The row buffering strategy an input port uses, i.e. whether the input port only buffers a smaller amount of rows to minimize the time the worker is stalled for input, or allows full buffering of as much as all rows. The latter is most commonly used by input ports on workers that could otherwise dead-lock (typically having multiple inter-dependent inputs, e.g. a worker like MergeSortedTransform<TInputOutput>).
Note that error output ports will always have
since this simplifies outputting error rows. To avoid running out of memory in cases
where a very large number of error rows might be produced, limit the number of
allowed error rows (which is also the default) using
public enum PortBufferingMode
The actual mode is picked when the worker starts - this is the default. The selected mode depends on the number of inputs the worker has, and whether the upstream port is an error output port or not, see Limited and Full.
The input port potentially buffers many or even all upstream rows, if the input port is reading rows slowly or initially not at all. This is the default mode for multi input workers, as well as for input ports where the upstream port is an error output port. Full buffering can consume a large amount of memory, and should only be used on ports that actually need it. Used by e.g. MergeSortedTransform<TInputOutput> input ports.
The input port buffers a smaller amount of rows (currently up to four times the BufferCapacity) to minimize the time the worker is stalled for input.
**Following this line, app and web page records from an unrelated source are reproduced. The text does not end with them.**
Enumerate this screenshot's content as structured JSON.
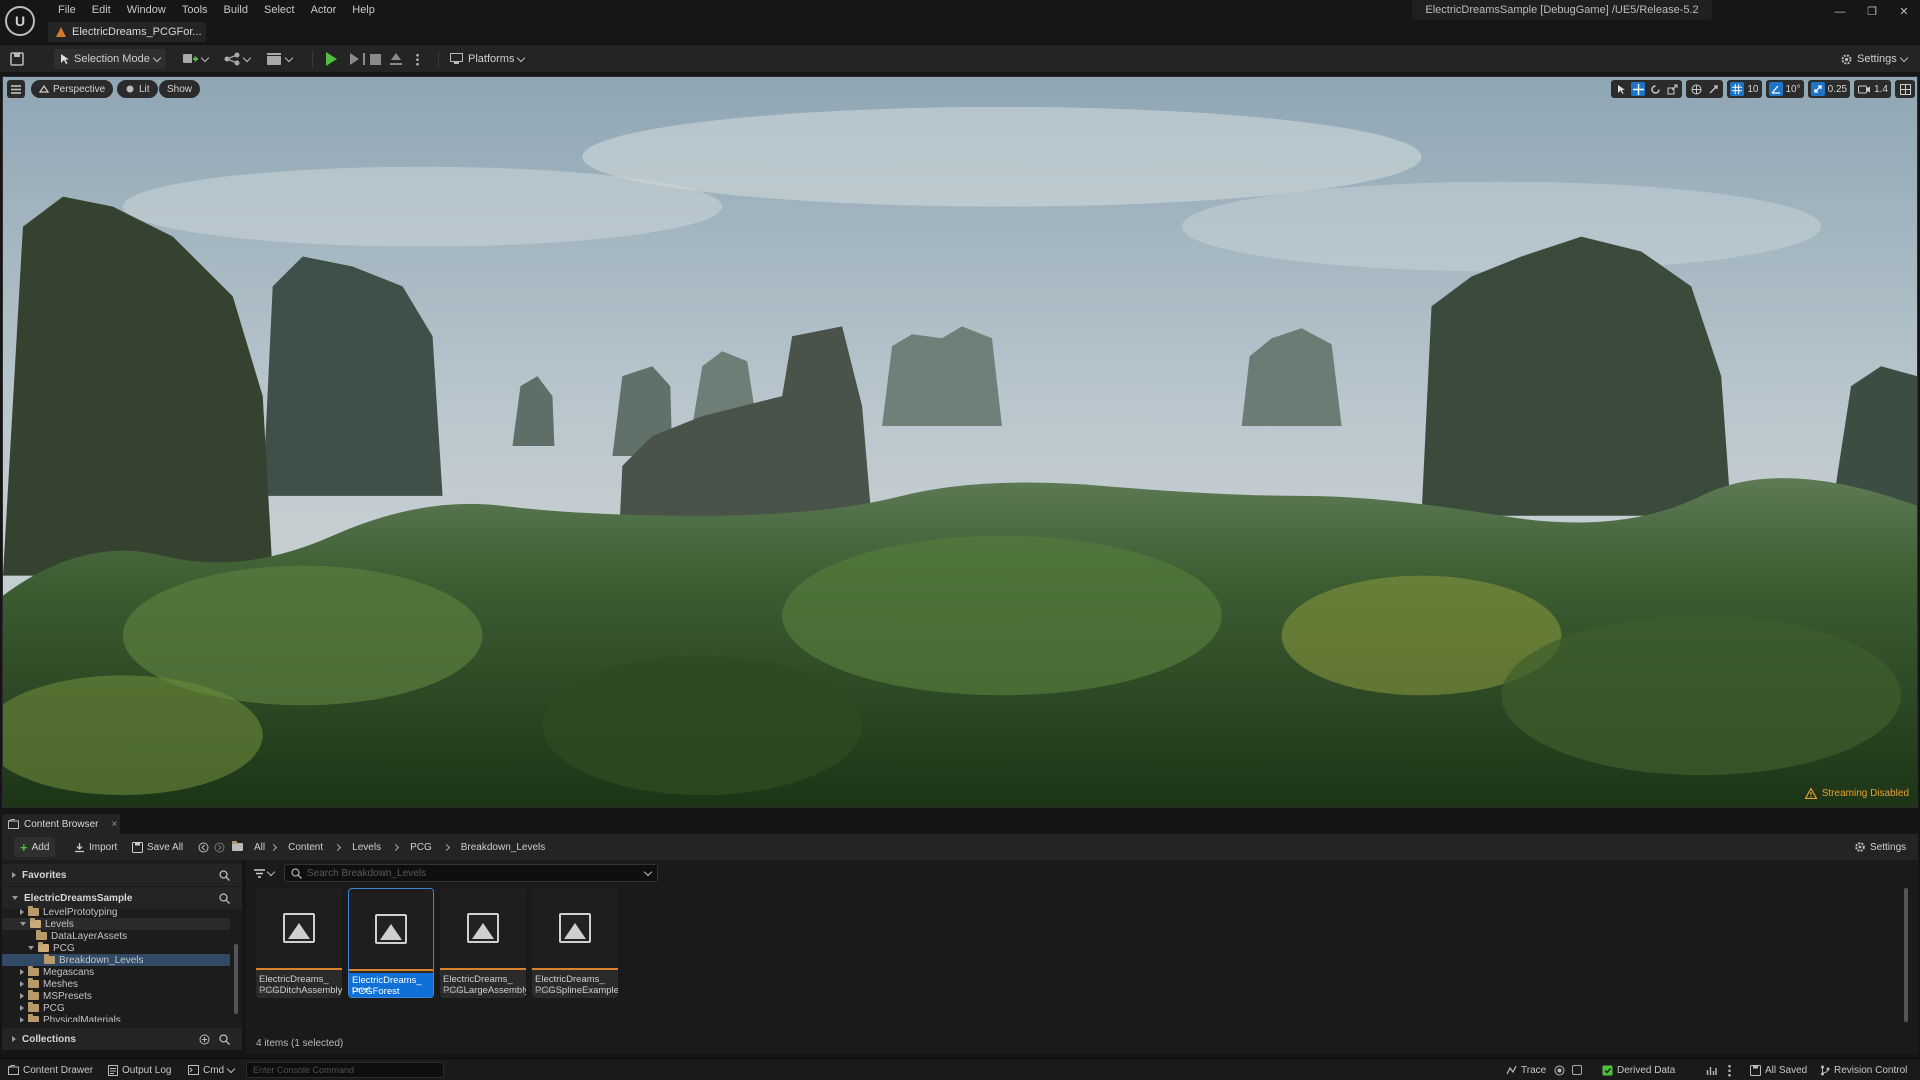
{
  "menu": [
    "File",
    "Edit",
    "Window",
    "Tools",
    "Build",
    "Select",
    "Actor",
    "Help"
  ],
  "level_tab": "ElectricDreams_PCGFor...",
  "project_title": "ElectricDreamsSample [DebugGame] /UE5/Release-5.2",
  "toolbar": {
    "selection_mode": "Selection Mode",
    "platforms": "Platforms",
    "settings": "Settings"
  },
  "viewport": {
    "perspective": "Perspective",
    "lit": "Lit",
    "show": "Show",
    "grid_snap": "10",
    "rotation_snap": "10°",
    "scale_snap": "0.25",
    "camera_speed": "1.4",
    "streaming_status": "Streaming Disabled"
  },
  "content_browser": {
    "tab_label": "Content Browser",
    "add": "Add",
    "import": "Import",
    "save_all": "Save All",
    "settings": "Settings",
    "breadcrumbs": [
      "All",
      "Content",
      "Levels",
      "PCG",
      "Breakdown_Levels"
    ],
    "favorites": "Favorites",
    "project_root": "ElectricDreamsSample",
    "collections": "Collections",
    "tree": [
      {
        "label": "LevelPrototyping",
        "indent": 1,
        "expander": "right"
      },
      {
        "label": "Levels",
        "indent": 1,
        "expander": "down"
      },
      {
        "label": "DataLayerAssets",
        "indent": 2,
        "expander": "none"
      },
      {
        "label": "PCG",
        "indent": 2,
        "expander": "down"
      },
      {
        "label": "Breakdown_Levels",
        "indent": 3,
        "expander": "none",
        "selected": true
      },
      {
        "label": "Megascans",
        "indent": 1,
        "expander": "right"
      },
      {
        "label": "Meshes",
        "indent": 1,
        "expander": "right"
      },
      {
        "label": "MSPresets",
        "indent": 1,
        "expander": "right"
      },
      {
        "label": "PCG",
        "indent": 1,
        "expander": "right"
      },
      {
        "label": "PhysicalMaterials",
        "indent": 1,
        "expander": "right"
      }
    ],
    "search_placeholder": "Search Breakdown_Levels",
    "assets": [
      {
        "line1": "ElectricDreams_",
        "line2": "PCGDitchAssembly",
        "type": "Level",
        "selected": false
      },
      {
        "line1": "ElectricDreams_",
        "line2": "PCGForest",
        "type": "Level",
        "selected": true
      },
      {
        "line1": "ElectricDreams_",
        "line2": "PCGLargeAssembly",
        "type": "Level",
        "selected": false
      },
      {
        "line1": "ElectricDreams_",
        "line2": "PCGSplineExample",
        "type": "Level",
        "selected": false
      }
    ],
    "item_count": "4 items (1 selected)"
  },
  "statusbar": {
    "content_drawer": "Content Drawer",
    "output_log": "Output Log",
    "cmd": "Cmd",
    "console_placeholder": "Enter Console Command",
    "trace": "Trace",
    "derived_data": "Derived Data",
    "all_saved": "All Saved",
    "revision_control": "Revision Control"
  },
  "colors": {
    "accent_blue": "#0f70d8",
    "play_green": "#4fbf3d",
    "warning_orange": "#e8a030",
    "level_orange": "#d9822b"
  }
}
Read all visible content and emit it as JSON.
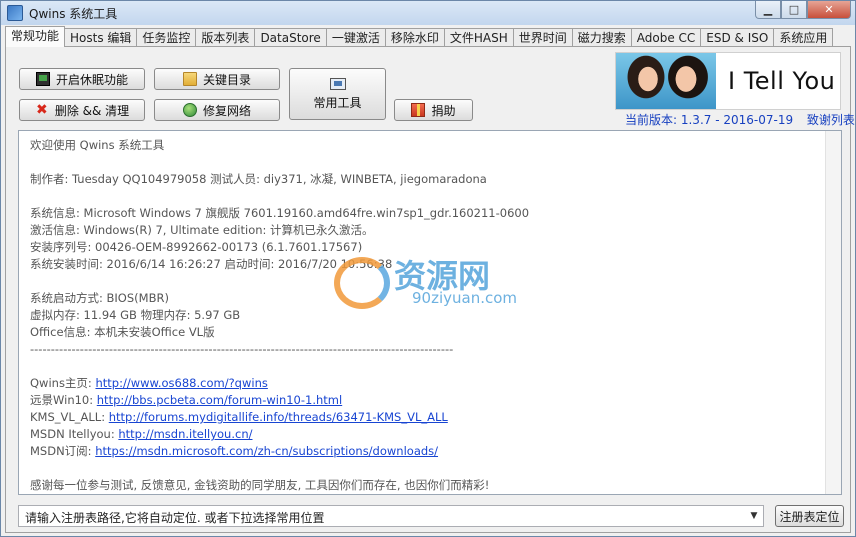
{
  "window": {
    "title": "Qwins 系统工具"
  },
  "tabs": [
    {
      "label": "常规功能",
      "active": true
    },
    {
      "label": "Hosts 编辑"
    },
    {
      "label": "任务监控"
    },
    {
      "label": "版本列表"
    },
    {
      "label": "DataStore"
    },
    {
      "label": "一键激活"
    },
    {
      "label": "移除水印"
    },
    {
      "label": "文件HASH"
    },
    {
      "label": "世界时间"
    },
    {
      "label": "磁力搜索"
    },
    {
      "label": "Adobe CC"
    },
    {
      "label": "ESD & ISO"
    },
    {
      "label": "系统应用"
    }
  ],
  "buttons": {
    "hibernate": "开启休眠功能",
    "key_dirs": "关键目录",
    "common_tools": "常用工具",
    "delete_clean": "删除 && 清理",
    "repair_network": "修复网络",
    "donate": "捐助"
  },
  "banner": {
    "text": "I Tell You"
  },
  "version": {
    "label": "当前版本: 1.3.7 - 2016-07-19",
    "thanks": "致谢列表"
  },
  "info": {
    "welcome": "欢迎使用 Qwins 系统工具",
    "author": "制作者: Tuesday QQ104979058 测试人员: diy371, 冰凝, WINBETA, jiegomaradona",
    "sys_info": "系统信息: Microsoft Windows 7 旗舰版  7601.19160.amd64fre.win7sp1_gdr.160211-0600",
    "activation": "激活信息: Windows(R) 7, Ultimate edition:  计算机已永久激活。",
    "serial": "安装序列号: 00426-OEM-8992662-00173 (6.1.7601.17567)",
    "install_time": "系统安装时间: 2016/6/14 16:26:27 启动时间: 2016/7/20 10:56:38",
    "boot_mode": "系统启动方式: BIOS(MBR)",
    "memory": "虚拟内存: 11.94 GB 物理内存: 5.97 GB",
    "office": "Office信息: 本机未安装Office VL版",
    "divider": "------------------------------------------------------------------------------------------------------",
    "links": [
      {
        "label": "Qwins主页: ",
        "url": "http://www.os688.com/?qwins"
      },
      {
        "label": "远景Win10: ",
        "url": "http://bbs.pcbeta.com/forum-win10-1.html"
      },
      {
        "label": "KMS_VL_ALL: ",
        "url": "http://forums.mydigitallife.info/threads/63471-KMS_VL_ALL"
      },
      {
        "label": "MSDN Itellyou: ",
        "url": "http://msdn.itellyou.cn/"
      },
      {
        "label": "MSDN订阅: ",
        "url": "https://msdn.microsoft.com/zh-cn/subscriptions/downloads/"
      }
    ],
    "thanks_msg": "感谢每一位参与测试, 反馈意见, 金钱资助的同学朋友, 工具因你们而存在, 也因你们而精彩!"
  },
  "watermark": {
    "big": "资源网",
    "small": "90ziyuan.com"
  },
  "registry": {
    "placeholder": "请输入注册表路径,它将自动定位. 或者下拉选择常用位置",
    "locate_button": "注册表定位"
  }
}
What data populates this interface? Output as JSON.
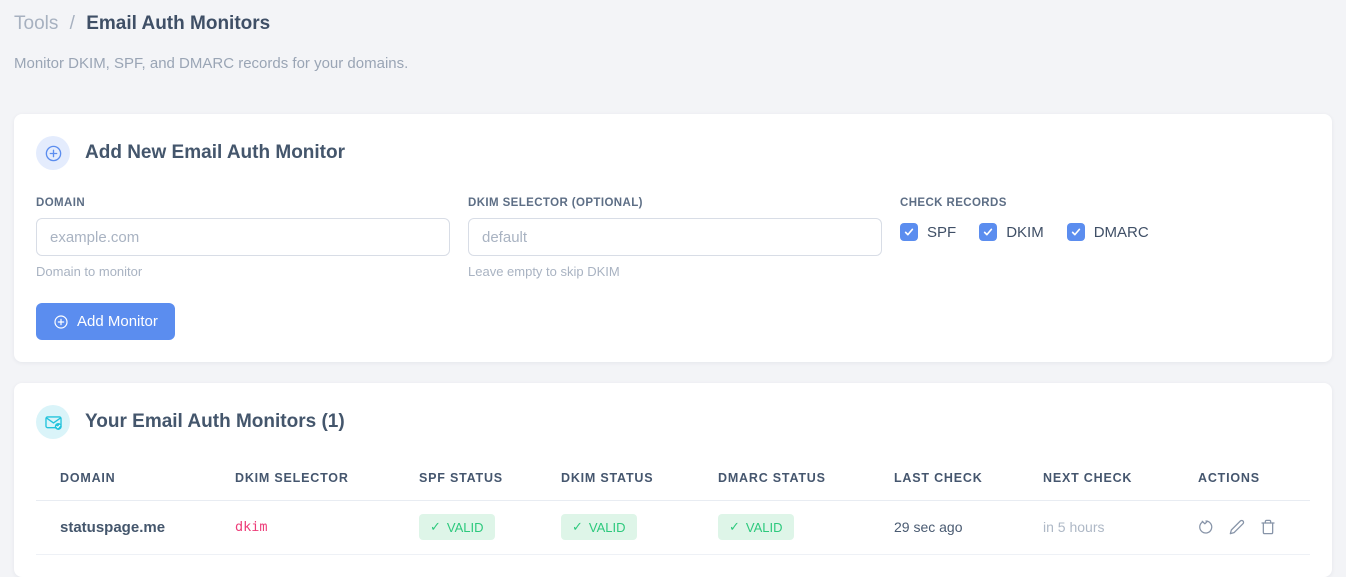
{
  "header": {
    "breadcrumb_section": "Tools",
    "breadcrumb_separator": "/",
    "title": "Email Auth Monitors",
    "subtitle": "Monitor DKIM, SPF, and DMARC records for your domains."
  },
  "add_card": {
    "title": "Add New Email Auth Monitor",
    "header_icon": "plus-circle-icon",
    "domain_field": {
      "label": "DOMAIN",
      "placeholder": "example.com",
      "value": "",
      "helper": "Domain to monitor"
    },
    "dkim_field": {
      "label": "DKIM SELECTOR (OPTIONAL)",
      "placeholder": "default",
      "value": "",
      "helper": "Leave empty to skip DKIM"
    },
    "check_records": {
      "label": "CHECK RECORDS",
      "options": [
        {
          "label": "SPF",
          "checked": true
        },
        {
          "label": "DKIM",
          "checked": true
        },
        {
          "label": "DMARC",
          "checked": true
        }
      ]
    },
    "submit_label": "Add Monitor"
  },
  "monitors_card": {
    "title": "Your Email Auth Monitors (1)",
    "header_icon": "envelope-check-icon",
    "table": {
      "columns": [
        "DOMAIN",
        "DKIM SELECTOR",
        "SPF STATUS",
        "DKIM STATUS",
        "DMARC STATUS",
        "LAST CHECK",
        "NEXT CHECK",
        "ACTIONS"
      ],
      "rows": [
        {
          "domain": "statuspage.me",
          "dkim_selector": "dkim",
          "spf_status": "VALID",
          "dkim_status": "VALID",
          "dmarc_status": "VALID",
          "last_check": "29 sec ago",
          "next_check": "in 5 hours",
          "actions": [
            "refresh",
            "edit",
            "delete"
          ]
        }
      ]
    }
  },
  "icons": {
    "check_glyph": "✓"
  },
  "colors": {
    "page_bg": "#f3f4f7",
    "accent_blue": "#5b8def",
    "accent_cyan": "#23c3dc",
    "badge_green_text": "#2dc97d",
    "badge_green_bg": "#def5e8",
    "selector_pink": "#ed3c78"
  }
}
This is the default mode for single input workers where the upstream port is not an error output port. Used by e.g. Input.